by Ana Maria Delgado, CRL

What are some of the most common techniques that should be used every day in a vibration analysis program?

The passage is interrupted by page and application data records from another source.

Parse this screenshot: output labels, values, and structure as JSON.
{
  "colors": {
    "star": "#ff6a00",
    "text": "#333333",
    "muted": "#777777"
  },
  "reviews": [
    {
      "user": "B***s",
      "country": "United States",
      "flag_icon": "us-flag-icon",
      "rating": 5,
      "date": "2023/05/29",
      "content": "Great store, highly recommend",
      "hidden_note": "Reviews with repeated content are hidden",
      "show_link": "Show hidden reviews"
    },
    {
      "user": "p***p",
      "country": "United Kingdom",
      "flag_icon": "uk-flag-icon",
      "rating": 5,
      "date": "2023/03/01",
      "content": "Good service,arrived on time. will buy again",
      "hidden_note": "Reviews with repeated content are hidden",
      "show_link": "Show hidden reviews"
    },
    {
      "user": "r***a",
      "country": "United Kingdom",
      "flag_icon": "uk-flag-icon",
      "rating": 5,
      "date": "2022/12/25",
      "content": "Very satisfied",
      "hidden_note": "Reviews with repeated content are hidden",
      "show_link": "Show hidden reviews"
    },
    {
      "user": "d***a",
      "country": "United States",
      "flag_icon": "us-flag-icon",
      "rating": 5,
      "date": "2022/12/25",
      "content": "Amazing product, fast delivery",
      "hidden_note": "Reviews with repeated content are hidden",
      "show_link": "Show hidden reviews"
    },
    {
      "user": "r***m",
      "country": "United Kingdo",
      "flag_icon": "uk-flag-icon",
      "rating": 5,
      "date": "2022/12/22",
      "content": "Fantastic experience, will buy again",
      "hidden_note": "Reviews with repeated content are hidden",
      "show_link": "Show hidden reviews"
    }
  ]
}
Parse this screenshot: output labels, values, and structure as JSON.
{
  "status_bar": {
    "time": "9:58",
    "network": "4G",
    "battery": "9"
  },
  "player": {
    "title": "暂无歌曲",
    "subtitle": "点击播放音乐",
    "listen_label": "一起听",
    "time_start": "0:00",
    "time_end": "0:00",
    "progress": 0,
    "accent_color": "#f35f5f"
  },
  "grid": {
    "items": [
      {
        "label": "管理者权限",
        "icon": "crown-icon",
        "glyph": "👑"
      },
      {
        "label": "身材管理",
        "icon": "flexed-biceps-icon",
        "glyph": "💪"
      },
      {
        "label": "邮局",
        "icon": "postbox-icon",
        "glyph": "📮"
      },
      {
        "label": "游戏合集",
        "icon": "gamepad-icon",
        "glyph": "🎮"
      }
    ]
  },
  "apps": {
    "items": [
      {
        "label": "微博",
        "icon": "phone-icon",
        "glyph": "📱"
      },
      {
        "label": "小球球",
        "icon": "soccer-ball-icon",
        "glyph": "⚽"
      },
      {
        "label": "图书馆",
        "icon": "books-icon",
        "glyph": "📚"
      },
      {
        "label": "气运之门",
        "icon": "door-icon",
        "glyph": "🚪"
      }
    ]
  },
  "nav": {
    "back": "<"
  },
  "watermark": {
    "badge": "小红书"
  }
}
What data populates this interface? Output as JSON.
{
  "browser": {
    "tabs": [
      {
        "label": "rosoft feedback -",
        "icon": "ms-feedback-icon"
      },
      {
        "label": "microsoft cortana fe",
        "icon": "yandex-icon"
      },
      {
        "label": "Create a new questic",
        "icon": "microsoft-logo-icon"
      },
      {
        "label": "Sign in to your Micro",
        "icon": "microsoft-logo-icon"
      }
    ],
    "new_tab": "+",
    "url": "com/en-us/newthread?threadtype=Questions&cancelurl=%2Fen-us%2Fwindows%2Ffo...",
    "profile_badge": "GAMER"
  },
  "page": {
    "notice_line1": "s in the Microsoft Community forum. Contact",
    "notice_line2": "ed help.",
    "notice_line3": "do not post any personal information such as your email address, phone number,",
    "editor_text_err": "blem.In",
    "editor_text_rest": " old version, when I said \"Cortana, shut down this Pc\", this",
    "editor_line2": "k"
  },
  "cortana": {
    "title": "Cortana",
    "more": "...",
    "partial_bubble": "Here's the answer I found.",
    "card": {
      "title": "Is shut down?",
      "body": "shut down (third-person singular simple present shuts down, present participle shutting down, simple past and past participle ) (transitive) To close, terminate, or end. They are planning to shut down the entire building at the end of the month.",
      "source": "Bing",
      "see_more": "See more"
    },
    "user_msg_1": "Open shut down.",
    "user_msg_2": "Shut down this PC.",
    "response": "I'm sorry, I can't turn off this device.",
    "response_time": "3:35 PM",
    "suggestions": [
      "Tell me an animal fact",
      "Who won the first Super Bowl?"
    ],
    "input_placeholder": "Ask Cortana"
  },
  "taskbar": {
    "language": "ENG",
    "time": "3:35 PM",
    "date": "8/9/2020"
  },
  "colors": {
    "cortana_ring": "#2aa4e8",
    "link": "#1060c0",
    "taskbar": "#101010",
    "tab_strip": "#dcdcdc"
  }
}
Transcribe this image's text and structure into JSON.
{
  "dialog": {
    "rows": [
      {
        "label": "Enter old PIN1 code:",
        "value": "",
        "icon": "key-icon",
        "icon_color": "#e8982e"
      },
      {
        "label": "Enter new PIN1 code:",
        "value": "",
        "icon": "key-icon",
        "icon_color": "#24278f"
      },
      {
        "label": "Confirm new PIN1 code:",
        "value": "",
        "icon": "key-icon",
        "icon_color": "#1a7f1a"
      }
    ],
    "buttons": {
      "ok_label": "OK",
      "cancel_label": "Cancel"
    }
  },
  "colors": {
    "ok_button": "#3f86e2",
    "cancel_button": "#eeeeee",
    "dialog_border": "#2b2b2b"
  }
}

  1. Spectrum Analysis
    Spectrum Analysis is used to help identify the normal operation frequencies of a machine. Additionally,  the defect frequencies and their characteristics can be routinely identified.
  2. Waveform Analysis
    Waveforms are one of the most overlook analysis tools. Waveforms can be used to identify fault patterns of equipment defects and help determine the severity of the defect.
  3. Trend Analysis
    Trend Analysis is a critical part of any vibration analysis or condition monitoring program. Trend analysis will help identify fault trends in equipment that may have gone unnoticed otherwise. Also, trend analysis can be used to help identify the severity and rate of progression of identified fault conditions.
  4. Band Alarming
    Carving up the entire spectral range into significant bands and setting alarms to indicate when a problem might be beginning is a good way to optimize the time of analysts and efficiency of a vibration analysis program. This method can prevent fault conditions from being overlooked.
  5. Shock Pulse
    Shock Pulse is a way of harnessing the resonant properties of sensors to gain valuable defect information. This method can be used for early warning of bearing defects and to identify lubrication related issues.
  6. Envelope Demodulation
    Enveloping is a generally valuable early detection method for anti-friction bearing defects and specifically very valuable for detecting such flaws in low and very low speed equipment.
  7. Phase Analysis
    Phase analysis can be incorporated into everyday route data collection. This data can be used to distinguish between different faults that may have similar characteristics.

by Trent Phillips